(Component data from apps and pages)
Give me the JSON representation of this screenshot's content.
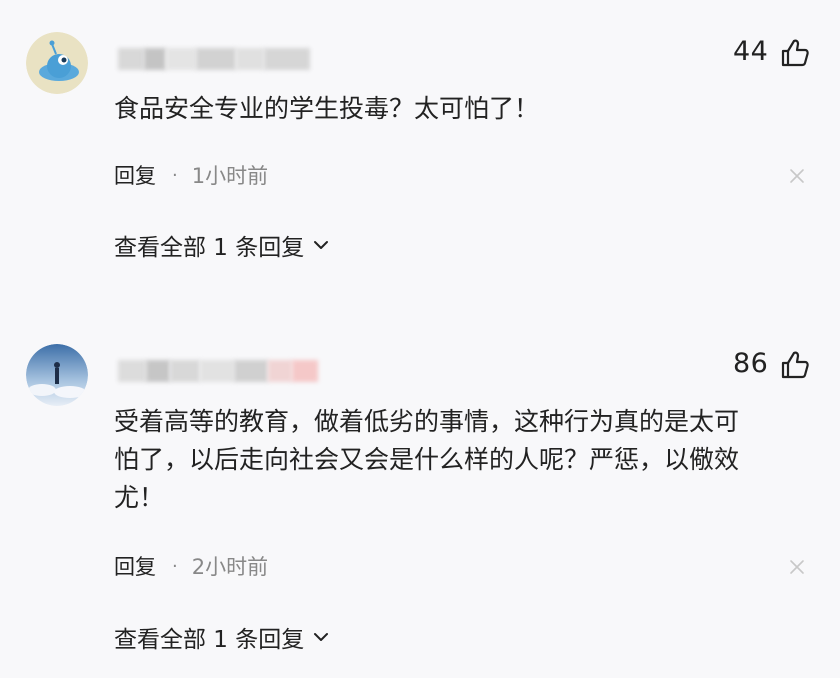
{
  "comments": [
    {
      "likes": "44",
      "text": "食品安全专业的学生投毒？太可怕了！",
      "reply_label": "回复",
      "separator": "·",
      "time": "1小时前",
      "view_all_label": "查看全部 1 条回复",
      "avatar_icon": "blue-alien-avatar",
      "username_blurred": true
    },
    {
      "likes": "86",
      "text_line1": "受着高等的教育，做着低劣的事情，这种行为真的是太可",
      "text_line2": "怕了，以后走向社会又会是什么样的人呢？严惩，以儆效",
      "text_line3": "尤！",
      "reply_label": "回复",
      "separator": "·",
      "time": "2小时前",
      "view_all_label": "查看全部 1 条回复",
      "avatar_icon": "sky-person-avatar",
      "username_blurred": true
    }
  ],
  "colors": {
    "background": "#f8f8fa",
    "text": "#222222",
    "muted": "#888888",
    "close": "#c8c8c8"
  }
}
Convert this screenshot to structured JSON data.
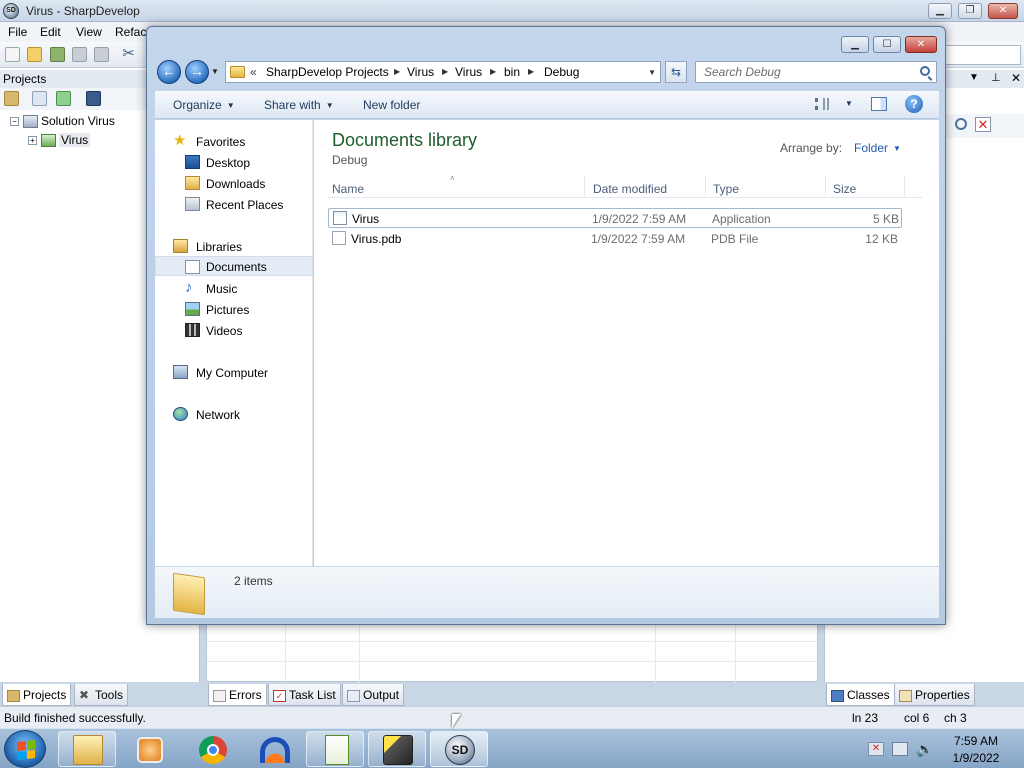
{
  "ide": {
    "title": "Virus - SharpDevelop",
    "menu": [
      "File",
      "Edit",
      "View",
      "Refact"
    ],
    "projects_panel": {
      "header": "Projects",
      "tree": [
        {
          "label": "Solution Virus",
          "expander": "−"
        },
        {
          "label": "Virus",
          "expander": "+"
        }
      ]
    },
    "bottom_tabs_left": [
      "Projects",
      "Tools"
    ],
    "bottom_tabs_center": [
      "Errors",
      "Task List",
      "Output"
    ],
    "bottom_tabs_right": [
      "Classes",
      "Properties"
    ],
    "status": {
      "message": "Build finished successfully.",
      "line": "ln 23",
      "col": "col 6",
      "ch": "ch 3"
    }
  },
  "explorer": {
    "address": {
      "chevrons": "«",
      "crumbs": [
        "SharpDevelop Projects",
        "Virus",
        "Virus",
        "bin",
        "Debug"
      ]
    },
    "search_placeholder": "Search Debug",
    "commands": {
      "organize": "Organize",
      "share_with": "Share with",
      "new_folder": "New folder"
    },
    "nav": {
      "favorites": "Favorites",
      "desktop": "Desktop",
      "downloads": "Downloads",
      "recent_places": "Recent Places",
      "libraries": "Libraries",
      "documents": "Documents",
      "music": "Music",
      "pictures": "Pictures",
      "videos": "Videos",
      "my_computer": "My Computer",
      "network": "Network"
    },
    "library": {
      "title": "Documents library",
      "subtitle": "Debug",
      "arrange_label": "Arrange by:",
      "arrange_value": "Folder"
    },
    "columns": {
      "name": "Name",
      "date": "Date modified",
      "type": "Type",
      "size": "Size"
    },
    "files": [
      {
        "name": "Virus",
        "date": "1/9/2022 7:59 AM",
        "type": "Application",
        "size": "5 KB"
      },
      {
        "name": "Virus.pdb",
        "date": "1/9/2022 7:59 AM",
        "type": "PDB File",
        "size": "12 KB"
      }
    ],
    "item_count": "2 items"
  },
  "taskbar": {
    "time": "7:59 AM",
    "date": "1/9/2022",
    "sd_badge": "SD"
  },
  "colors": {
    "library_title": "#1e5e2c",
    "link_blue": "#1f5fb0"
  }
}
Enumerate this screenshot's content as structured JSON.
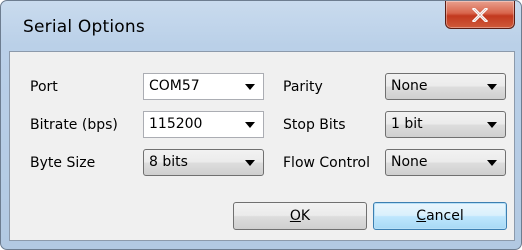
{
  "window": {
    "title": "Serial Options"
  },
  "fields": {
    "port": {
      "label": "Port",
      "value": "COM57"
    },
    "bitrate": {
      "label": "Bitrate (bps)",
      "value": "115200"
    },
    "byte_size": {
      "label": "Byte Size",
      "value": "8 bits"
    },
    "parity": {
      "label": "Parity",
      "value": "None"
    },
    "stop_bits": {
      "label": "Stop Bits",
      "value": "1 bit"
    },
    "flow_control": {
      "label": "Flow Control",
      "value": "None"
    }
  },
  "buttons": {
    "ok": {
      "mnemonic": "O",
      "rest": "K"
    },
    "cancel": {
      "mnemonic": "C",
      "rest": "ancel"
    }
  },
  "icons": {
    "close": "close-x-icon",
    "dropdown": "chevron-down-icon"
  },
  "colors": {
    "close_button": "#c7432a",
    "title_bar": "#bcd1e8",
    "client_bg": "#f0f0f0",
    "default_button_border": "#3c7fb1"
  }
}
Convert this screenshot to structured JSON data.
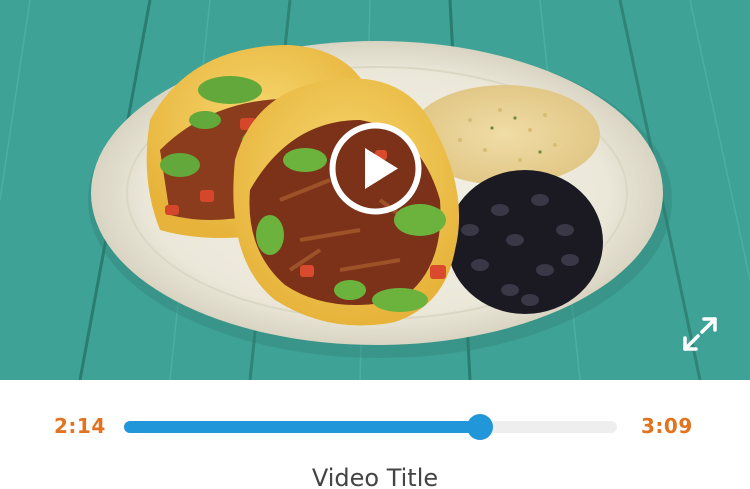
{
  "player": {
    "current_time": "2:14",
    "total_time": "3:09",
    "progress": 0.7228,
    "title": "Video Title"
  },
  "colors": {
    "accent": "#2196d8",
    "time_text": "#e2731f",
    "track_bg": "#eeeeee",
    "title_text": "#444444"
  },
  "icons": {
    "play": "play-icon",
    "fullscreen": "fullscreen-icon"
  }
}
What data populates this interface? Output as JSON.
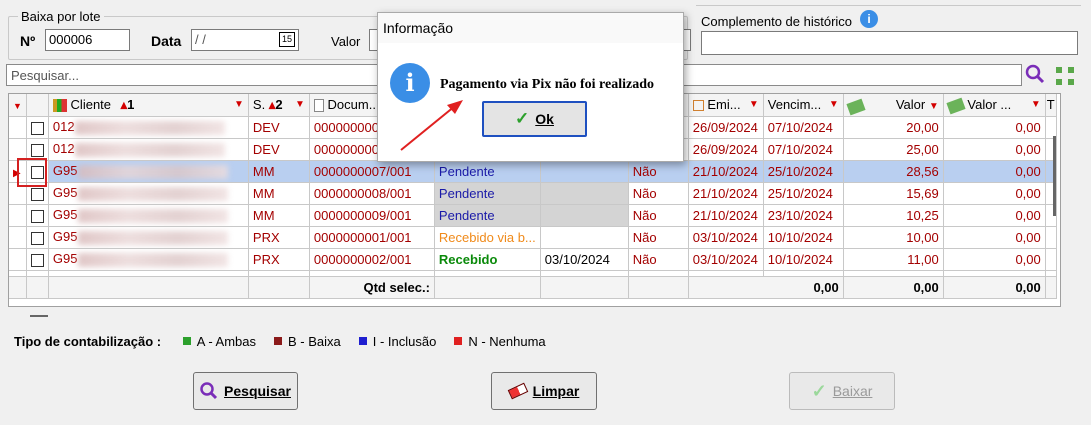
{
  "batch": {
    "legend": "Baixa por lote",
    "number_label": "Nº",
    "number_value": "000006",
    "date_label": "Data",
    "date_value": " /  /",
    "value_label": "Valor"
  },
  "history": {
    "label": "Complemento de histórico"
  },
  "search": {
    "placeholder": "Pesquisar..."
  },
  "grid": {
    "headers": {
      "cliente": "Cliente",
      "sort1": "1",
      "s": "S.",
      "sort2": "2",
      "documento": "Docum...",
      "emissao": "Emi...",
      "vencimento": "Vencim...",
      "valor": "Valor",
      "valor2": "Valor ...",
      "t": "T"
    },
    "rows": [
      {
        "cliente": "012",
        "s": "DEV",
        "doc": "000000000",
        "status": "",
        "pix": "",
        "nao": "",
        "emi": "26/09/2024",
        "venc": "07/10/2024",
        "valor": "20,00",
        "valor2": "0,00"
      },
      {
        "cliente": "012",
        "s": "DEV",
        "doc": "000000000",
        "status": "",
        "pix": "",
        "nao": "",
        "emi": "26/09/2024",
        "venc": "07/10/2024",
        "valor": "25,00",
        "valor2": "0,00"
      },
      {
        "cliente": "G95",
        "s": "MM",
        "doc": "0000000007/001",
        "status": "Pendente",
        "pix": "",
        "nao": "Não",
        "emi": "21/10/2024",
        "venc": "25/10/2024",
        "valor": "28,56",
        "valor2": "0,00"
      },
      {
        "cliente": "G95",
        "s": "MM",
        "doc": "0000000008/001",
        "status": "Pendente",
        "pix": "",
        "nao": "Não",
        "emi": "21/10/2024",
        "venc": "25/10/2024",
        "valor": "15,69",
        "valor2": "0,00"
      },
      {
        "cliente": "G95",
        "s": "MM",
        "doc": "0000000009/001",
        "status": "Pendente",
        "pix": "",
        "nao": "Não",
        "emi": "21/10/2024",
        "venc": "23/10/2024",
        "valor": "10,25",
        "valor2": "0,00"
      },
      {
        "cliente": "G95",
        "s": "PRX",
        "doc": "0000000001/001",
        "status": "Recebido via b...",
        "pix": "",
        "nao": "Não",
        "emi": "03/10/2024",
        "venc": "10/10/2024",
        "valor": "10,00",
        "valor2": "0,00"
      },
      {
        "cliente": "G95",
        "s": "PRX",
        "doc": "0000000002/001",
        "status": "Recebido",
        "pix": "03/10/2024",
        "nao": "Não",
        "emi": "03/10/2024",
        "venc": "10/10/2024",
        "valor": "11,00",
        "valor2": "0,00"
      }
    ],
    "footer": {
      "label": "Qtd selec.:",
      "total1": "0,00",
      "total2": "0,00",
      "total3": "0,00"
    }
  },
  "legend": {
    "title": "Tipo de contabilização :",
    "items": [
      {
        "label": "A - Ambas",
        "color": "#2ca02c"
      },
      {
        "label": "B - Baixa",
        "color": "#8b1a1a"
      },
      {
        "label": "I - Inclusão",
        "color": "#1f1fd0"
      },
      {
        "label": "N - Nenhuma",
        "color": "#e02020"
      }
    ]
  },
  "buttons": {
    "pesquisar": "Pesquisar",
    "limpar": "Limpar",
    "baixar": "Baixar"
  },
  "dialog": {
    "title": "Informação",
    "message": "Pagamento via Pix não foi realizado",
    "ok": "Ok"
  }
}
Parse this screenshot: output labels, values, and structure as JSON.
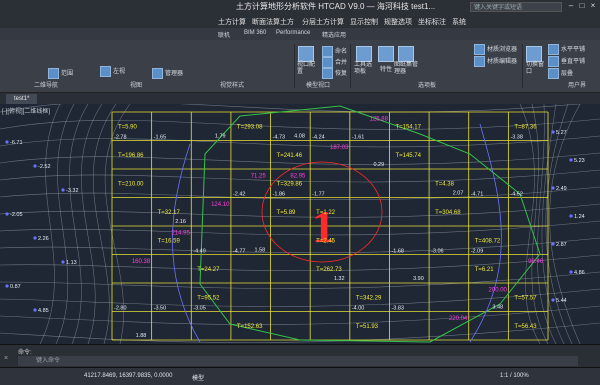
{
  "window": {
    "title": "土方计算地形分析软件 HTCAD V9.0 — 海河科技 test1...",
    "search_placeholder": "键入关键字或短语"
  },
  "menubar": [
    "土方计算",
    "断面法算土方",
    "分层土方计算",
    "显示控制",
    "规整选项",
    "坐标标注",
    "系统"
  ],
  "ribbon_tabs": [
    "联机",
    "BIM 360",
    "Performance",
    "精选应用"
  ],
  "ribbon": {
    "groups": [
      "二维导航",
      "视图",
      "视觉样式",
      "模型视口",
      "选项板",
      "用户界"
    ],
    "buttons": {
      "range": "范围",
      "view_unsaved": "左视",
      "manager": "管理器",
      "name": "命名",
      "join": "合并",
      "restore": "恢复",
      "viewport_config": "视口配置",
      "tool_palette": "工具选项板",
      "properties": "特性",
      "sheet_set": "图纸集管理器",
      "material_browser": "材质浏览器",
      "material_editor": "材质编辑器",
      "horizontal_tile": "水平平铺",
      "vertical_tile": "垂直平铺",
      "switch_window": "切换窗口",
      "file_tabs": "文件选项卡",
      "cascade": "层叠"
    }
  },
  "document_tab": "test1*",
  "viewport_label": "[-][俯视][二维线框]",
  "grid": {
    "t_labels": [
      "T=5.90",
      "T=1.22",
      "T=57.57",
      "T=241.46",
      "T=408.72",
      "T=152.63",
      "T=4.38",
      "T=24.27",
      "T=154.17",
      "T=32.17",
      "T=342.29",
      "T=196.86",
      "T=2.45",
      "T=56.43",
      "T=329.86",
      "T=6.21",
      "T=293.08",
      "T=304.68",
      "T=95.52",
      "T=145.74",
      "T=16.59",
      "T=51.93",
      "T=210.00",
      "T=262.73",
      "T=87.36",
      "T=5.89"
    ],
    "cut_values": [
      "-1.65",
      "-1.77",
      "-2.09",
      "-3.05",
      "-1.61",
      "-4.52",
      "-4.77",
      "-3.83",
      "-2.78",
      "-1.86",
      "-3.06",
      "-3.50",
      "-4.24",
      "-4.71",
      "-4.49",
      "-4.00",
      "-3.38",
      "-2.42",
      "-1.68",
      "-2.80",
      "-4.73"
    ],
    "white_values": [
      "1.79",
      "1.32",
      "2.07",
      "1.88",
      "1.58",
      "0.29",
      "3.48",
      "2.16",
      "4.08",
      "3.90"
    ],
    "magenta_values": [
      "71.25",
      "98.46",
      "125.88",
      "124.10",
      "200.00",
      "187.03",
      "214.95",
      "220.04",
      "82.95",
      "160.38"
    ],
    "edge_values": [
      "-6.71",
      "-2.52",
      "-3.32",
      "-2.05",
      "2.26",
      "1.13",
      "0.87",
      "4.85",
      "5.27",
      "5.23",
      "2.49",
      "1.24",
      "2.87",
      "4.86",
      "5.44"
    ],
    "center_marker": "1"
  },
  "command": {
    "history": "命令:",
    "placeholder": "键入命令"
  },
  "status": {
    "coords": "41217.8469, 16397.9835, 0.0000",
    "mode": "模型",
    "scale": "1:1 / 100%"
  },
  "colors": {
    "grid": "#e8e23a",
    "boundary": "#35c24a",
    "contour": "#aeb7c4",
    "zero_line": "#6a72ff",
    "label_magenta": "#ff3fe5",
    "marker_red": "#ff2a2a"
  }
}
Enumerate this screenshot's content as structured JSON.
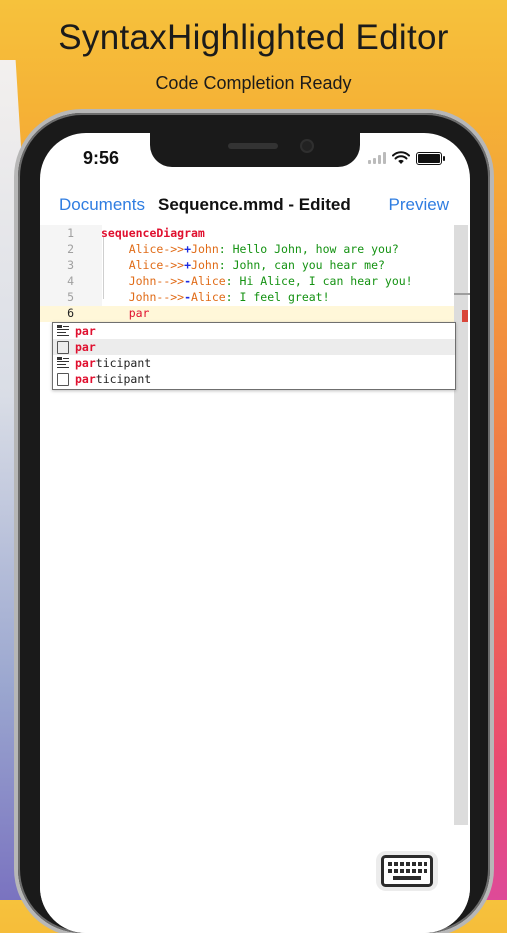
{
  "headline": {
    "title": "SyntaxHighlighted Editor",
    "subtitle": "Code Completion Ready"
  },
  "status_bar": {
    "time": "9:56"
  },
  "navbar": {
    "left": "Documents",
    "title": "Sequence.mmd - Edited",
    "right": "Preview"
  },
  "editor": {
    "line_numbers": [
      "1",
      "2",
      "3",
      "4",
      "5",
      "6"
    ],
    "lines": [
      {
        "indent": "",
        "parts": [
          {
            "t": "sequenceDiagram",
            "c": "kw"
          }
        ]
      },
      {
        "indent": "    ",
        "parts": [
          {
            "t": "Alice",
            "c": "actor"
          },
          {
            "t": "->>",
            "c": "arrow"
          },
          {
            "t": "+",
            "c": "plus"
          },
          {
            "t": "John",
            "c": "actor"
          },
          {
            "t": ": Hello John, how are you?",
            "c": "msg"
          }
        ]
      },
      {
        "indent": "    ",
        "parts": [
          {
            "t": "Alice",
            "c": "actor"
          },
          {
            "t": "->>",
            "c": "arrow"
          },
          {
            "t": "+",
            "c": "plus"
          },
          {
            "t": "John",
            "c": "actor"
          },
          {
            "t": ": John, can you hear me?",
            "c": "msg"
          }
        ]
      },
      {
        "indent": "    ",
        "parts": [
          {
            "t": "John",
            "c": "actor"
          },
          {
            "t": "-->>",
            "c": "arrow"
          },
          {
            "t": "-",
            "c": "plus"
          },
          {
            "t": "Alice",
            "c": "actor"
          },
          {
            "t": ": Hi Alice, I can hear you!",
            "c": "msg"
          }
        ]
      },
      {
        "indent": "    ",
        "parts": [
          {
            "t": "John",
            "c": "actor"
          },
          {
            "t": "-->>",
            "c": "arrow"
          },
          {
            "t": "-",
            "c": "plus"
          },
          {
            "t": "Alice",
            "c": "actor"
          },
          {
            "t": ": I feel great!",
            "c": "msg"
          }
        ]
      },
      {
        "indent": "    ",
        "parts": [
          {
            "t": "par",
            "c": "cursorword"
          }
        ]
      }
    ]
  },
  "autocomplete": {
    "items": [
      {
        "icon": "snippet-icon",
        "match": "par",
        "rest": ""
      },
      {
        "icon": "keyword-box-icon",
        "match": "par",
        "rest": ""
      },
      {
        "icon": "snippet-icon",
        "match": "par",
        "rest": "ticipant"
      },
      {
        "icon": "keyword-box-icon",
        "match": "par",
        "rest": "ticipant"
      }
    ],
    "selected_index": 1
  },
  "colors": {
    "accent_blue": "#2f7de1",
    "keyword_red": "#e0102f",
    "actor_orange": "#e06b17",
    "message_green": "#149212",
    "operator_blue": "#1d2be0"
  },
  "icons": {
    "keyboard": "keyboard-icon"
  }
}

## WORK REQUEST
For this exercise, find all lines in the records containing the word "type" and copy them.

## ANSWER TO THIS PROBLEM
      "type": "Type",
        "type": "Application",
        "type": "PDB File",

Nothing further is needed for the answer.